Hanrahan explained how the mural was found: “The contractor was having difficulty cutting a hole in the wall to install a light switch. There was a piece of paneling that had been painted over, and once he popped it off, you could see the mural underneath! It had remained covered for decades.” She isn’t sure at what point the painting was obscured or why.
‘His brush strokes’
Although unsigned, the Hanrahans are convinced it’s an original Smith work of art. “It’s definitely his style and brush strokes,” she said. “An expert agreed.”
In what’s expected to be a two or three-day process starting this week, Oliver Brothers, experts in fine art restoration and art conservation services, will painstakingly remove the painting and prepare it for the trip to their Beverly, Mass. studio, where it will be repaired and restored.
Because the oil painting was done on horsehair plaster, the process involves removing the surrounding woodwork after applying a protective coating to the art and then shaving the painting off of the wall, Hanrahan explained.

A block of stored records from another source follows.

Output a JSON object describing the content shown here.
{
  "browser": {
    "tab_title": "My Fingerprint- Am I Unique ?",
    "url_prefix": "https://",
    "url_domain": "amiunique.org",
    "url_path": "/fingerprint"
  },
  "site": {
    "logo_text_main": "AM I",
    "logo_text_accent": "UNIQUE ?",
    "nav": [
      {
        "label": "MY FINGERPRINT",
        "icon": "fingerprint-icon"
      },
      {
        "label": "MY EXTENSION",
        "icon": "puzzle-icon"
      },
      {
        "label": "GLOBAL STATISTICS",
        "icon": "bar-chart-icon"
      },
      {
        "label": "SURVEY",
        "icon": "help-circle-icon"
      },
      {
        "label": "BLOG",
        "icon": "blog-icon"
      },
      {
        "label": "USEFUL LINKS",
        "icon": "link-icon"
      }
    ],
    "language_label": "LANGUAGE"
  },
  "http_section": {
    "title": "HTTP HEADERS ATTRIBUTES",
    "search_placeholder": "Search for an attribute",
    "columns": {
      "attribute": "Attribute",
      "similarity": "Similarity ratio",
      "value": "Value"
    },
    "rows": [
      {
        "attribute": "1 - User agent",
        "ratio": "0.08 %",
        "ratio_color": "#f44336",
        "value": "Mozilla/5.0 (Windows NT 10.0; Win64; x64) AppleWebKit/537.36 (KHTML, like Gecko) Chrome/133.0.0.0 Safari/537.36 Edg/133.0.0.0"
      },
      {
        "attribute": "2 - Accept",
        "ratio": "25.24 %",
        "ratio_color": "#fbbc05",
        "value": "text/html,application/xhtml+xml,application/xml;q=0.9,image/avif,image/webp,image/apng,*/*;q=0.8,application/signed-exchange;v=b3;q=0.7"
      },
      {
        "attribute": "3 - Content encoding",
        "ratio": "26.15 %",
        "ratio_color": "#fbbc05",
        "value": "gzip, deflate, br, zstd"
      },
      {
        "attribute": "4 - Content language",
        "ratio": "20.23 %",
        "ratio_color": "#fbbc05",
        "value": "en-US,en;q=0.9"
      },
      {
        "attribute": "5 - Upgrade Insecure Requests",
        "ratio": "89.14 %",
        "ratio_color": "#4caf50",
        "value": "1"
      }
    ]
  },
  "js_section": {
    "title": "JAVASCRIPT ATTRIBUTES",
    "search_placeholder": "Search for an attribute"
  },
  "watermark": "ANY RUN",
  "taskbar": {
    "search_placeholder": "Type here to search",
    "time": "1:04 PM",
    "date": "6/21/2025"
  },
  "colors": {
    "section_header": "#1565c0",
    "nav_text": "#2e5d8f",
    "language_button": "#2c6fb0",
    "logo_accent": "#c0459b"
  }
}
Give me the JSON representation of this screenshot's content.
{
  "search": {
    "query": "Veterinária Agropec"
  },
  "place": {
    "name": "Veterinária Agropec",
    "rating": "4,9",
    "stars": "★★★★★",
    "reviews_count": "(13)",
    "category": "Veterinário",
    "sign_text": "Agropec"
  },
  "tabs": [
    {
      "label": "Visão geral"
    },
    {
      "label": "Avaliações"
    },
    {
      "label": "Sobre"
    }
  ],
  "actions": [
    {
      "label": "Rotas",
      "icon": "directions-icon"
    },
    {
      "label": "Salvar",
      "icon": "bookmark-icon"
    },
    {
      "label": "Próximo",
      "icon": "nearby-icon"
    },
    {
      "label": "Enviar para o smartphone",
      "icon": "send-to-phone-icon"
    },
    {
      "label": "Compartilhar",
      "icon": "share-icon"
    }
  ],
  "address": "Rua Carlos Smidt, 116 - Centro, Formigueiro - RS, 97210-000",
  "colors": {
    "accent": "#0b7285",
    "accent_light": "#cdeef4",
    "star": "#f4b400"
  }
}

“We don’t want to lose the mural. It’s part of the history of the house,” she said. “Once it’s restored, we plan to put it back in the same room where it was discovered; there’s nowhere else to put it because it’s so large!”
Hingham Historical Society Director Suzanne Buchanan recommended Oliver Brothers when the Hanrahans sought her advice.

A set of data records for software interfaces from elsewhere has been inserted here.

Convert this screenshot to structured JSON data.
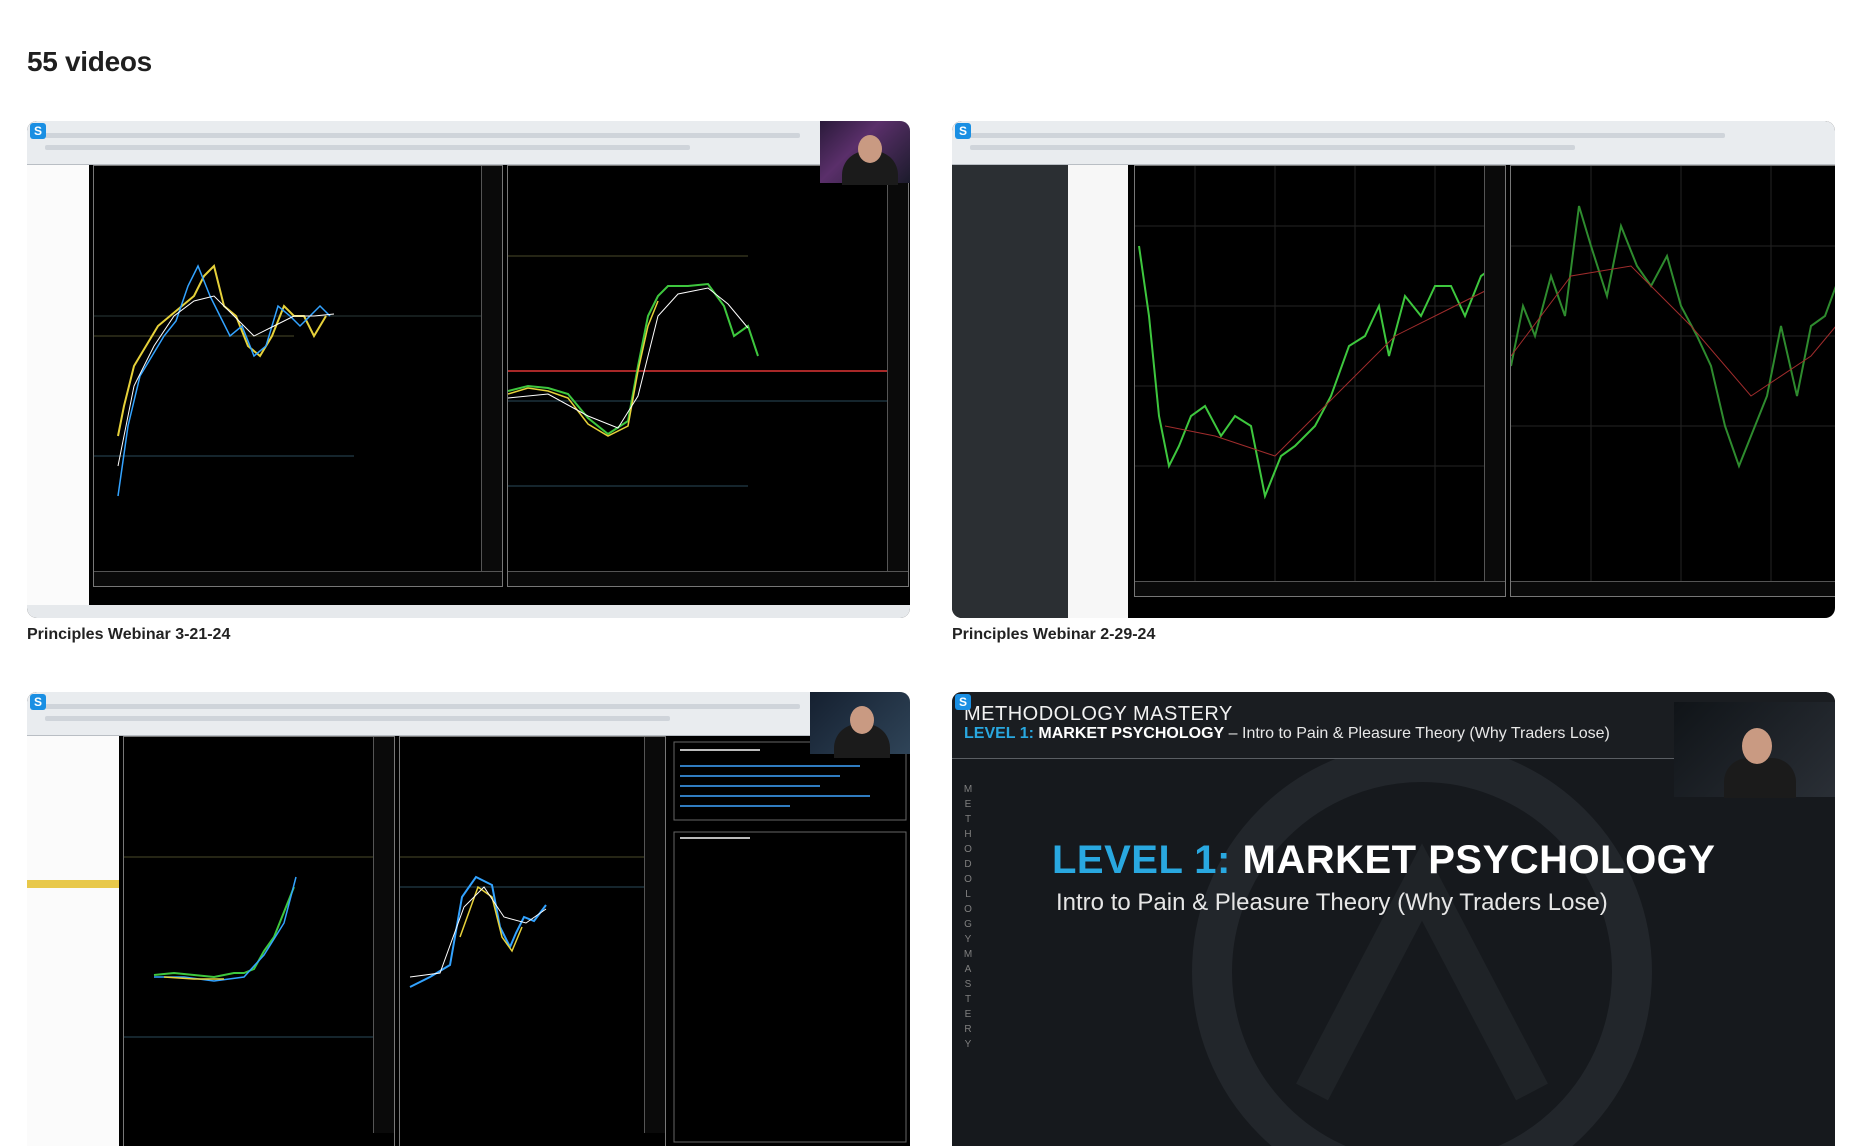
{
  "header": {
    "video_count": "55 videos"
  },
  "videos": [
    {
      "title": "Principles Webinar 3-21-24"
    },
    {
      "title": "Principles Webinar 2-29-24"
    },
    {
      "title": ""
    },
    {
      "title": ""
    }
  ],
  "slide": {
    "series": "METHODOLOGY MASTERY",
    "level": "LEVEL 1:",
    "topic": "MARKET PSYCHOLOGY",
    "dash": " – ",
    "subtitle": "Intro to Pain & Pleasure Theory (Why Traders Lose)",
    "vertical": "METHODOLOGY MASTERY"
  },
  "icons": {
    "badge": "streamyard-s-icon"
  },
  "colors": {
    "accent": "#29a8e0",
    "candle_green": "#3ec73e",
    "candle_yellow": "#e6d13a"
  }
}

“Pat’s detective work in finding out the history of her house and its connection with Frank Vining Smith makes a great historic preservation story,” Buchanan said. “And her enthusiastic preservation of Smith’s South Seas mural is a small victory for the mindset that loves Hingham’s old houses. More often than not, I hear about beautiful old murals being covered up by homeowners because they don’t match their modern, off-the-shelf décor, so it’s very gratifying when a homeowner is creative about preserving and keeping the history of their old home alive.”
Buchanan called the mural “a great piece of Americana and a wonderfully quirky addition to Hingham’s Main Street charms. It will be great to see it again when it has been conserved and restored to its original place,” she said.“Frank Vining Smith has recently undergone a thorough re-assessment by author James Craig, who has situated him strongly in the tradition of English and American marine painters. By doing a little bit of research, and having a good eye, Pat has made herself the lucky owner of a fine piece of art by an important American painter.”